POSC 439 – Critical Issues in American Politics – Professor Wolinsky-Nahmias
Section 52105 – Monday; 2:00-4:50pm

Course description
This course examines civic participation in international, national, and local environmental governance. We will first discuss theories on public participation and the development of civil society. We will then study the role environmental nongovernmental organizations (ENGOS) play in expanding civic participation, setting the public agenda and shaping environmental policy-making. We will examine case studies of ENGOs and discuss public attitudes on environmental problems and sustainability. Students will develop a project on community engagement in environmental issues.

POSC 452 – Critical Issues in Law/Public Policy: Labor Regulation & Negotiation in Europe – Professor Oliver
Section 52132 – Friday; 1:00-3:50 pm

Course description
This course is designed to be an overview of comparative labor movements and the labor relation system focused on European cases. We will study the political economy of labor regulation and collective bargaining, with particular attention to issues relating to inequality, gender politics, immigration and precarious work.

POSC 469 – Critical Issues in Comp Politics: Social Policy in Euro Union – Professor Oliver
Section 52145 – Mon & Wed; 2:00- 3:20 pm

Course description
In this course we will study social policies and labor market policies in countries within European countries as well as European Union policy developments. Utilizing a comparative political economy framework, we will analyze welfare states, labor politics, gender policies, immigration, and public opinion. We examine theoretical pieces and well as in-depth empirical studies. In the final portion of the course, the students will take charge of the learning outcomes and lead the class in investigating the dynamics of a single policy dimension in two cases.

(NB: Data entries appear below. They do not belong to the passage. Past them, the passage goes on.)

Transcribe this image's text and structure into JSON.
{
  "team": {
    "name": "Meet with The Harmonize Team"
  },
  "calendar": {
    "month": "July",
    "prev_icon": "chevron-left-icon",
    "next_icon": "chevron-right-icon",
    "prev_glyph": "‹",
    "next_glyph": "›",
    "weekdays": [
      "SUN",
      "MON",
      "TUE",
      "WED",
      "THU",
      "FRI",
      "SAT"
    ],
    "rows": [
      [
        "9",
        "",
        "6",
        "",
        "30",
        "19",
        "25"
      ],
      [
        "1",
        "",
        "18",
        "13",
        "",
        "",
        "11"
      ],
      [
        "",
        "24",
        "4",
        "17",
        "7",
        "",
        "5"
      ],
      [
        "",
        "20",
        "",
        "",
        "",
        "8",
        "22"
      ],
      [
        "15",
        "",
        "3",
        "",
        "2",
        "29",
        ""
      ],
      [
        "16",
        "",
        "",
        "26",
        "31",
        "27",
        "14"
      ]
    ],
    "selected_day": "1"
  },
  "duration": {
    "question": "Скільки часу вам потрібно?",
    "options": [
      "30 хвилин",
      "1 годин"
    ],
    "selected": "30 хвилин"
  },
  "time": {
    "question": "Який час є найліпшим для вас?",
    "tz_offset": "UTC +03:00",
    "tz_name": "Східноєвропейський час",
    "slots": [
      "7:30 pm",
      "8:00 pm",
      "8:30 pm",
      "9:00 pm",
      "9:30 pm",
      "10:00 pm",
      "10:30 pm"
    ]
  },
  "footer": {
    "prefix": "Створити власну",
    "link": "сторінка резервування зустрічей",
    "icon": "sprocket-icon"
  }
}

POSC Spring 2015 Classes

Still need a class for Spring 2015?
Look no further — 
POSC has got you covered!

American Government
POSC 328: Asian American Politics – Mon, Wed & Fri; 9-9:50am
POSC 420: Practicum in the American Political Process – Tues; 2-4:50pm
POSC 422: Political Attitudes and Behavior – Mon, Wed & Fri; 11-11:50am
POSC 437: Mass Media and Politics in Critical Issues – Mon; 2-4:50pm
POSC 439: Environmental Participation – Mon; 2-4:50pm

Comparative Politics
POSC 356: Politics in the People’s Republic of China – Mon; 7-9:50pm
POSC 360: Comparative Political Institutions – Mon, Wed & Fri; 10-10:50am
POSC 456: Social Policy in the European Union – Mon & Wed; 2-3:20pm

Law and Public Policy
POSC 452: Labor Regulation and Negotiation in Europe – Fri; 1-3:50pm